That leaves the few who are serious enough about leading a healthy lifestyle while also being accomplished enough and committed enough to get into a Bermuda team.

Clay Smith, Kyle Lightbourne — whoever the coach, whatever the sport — is then left to make do the best he can with what he has got. And those who stand back in judgment, even the more learned observers in this parish, must then accept that it is nigh-on impossible to make honey out of rhubarb.

So going forward, we say thank you and goodbye to Janeiro Tucker and Dean Minors, who bailed the country out at the eleventh hour for the tournament in Los Angeles, and lean heavily on the likes of Delray Rawlins, Kamau Leverock and Cejay Outerbridge.

All three had good tournaments but Leverock was a revelation at the top of the order, a decision taken more through necessity than design — and a pointer for how the Bermuda batting line-up might team look in future if we can get our kids off drugs so that the BCB may cast the net as wide as possible.

The left-hander, who travelled to the US as a bowling all-rounder and left as an opening batsman who bowls a bit, smashed the highest individual score of the tournament and scored at a rate to suggest that he could comfortably hold his own at the higher levels of Division Three and Division Two.

With Rawlins’s career trending upward, Outerbridge thirsty to build on a successful introduction to senior international cricket and a core group including Dion Stovell and Jordan DeSilva with more than a few years left in the tank, a foundation is in place for Smith and his coaching staff to not only improve the squad, but also to hold serve until the next bright things come along.

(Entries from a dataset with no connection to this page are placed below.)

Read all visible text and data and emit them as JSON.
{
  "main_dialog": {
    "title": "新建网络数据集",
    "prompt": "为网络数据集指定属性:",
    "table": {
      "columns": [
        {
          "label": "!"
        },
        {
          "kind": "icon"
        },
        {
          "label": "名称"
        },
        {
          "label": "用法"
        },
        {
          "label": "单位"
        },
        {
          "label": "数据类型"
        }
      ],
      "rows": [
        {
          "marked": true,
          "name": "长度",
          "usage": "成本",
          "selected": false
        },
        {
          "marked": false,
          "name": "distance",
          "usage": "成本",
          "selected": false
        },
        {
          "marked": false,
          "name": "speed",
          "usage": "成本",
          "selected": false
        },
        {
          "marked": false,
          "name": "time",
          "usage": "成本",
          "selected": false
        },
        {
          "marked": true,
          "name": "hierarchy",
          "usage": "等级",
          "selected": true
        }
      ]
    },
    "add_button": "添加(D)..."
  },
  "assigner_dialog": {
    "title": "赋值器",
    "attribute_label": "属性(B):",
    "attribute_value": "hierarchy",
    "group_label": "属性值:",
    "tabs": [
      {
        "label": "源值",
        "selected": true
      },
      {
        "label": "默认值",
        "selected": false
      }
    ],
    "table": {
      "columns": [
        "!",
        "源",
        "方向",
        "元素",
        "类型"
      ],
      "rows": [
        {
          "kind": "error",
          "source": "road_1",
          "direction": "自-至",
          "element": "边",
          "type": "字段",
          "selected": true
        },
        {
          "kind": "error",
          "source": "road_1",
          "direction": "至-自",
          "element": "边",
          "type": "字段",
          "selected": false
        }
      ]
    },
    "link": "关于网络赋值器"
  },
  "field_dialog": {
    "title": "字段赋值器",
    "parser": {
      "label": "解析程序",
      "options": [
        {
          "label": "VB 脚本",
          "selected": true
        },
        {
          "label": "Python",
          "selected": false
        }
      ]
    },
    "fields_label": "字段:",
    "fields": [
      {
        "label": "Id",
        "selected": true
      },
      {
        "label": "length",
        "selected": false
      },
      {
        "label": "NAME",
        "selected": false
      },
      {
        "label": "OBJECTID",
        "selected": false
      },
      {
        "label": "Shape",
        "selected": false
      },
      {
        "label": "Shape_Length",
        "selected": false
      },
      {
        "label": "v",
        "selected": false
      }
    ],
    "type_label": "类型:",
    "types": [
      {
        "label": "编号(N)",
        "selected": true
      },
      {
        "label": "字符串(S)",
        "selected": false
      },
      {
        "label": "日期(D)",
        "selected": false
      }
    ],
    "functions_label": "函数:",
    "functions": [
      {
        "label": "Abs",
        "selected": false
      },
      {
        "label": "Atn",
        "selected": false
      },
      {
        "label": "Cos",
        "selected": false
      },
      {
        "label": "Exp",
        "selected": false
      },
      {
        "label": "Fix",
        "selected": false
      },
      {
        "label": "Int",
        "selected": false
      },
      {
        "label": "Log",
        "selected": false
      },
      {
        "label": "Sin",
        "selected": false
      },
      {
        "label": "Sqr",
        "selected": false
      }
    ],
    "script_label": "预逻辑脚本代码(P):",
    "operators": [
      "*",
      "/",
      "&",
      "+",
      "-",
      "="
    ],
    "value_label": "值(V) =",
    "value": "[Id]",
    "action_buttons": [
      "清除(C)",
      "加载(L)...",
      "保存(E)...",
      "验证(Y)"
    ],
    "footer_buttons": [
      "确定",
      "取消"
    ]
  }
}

All without caving in to those who would hold the national programme to ransom through their selfish desires to prioritise self-medication over the selflessness that is required to make any team greater than the sum of its parts.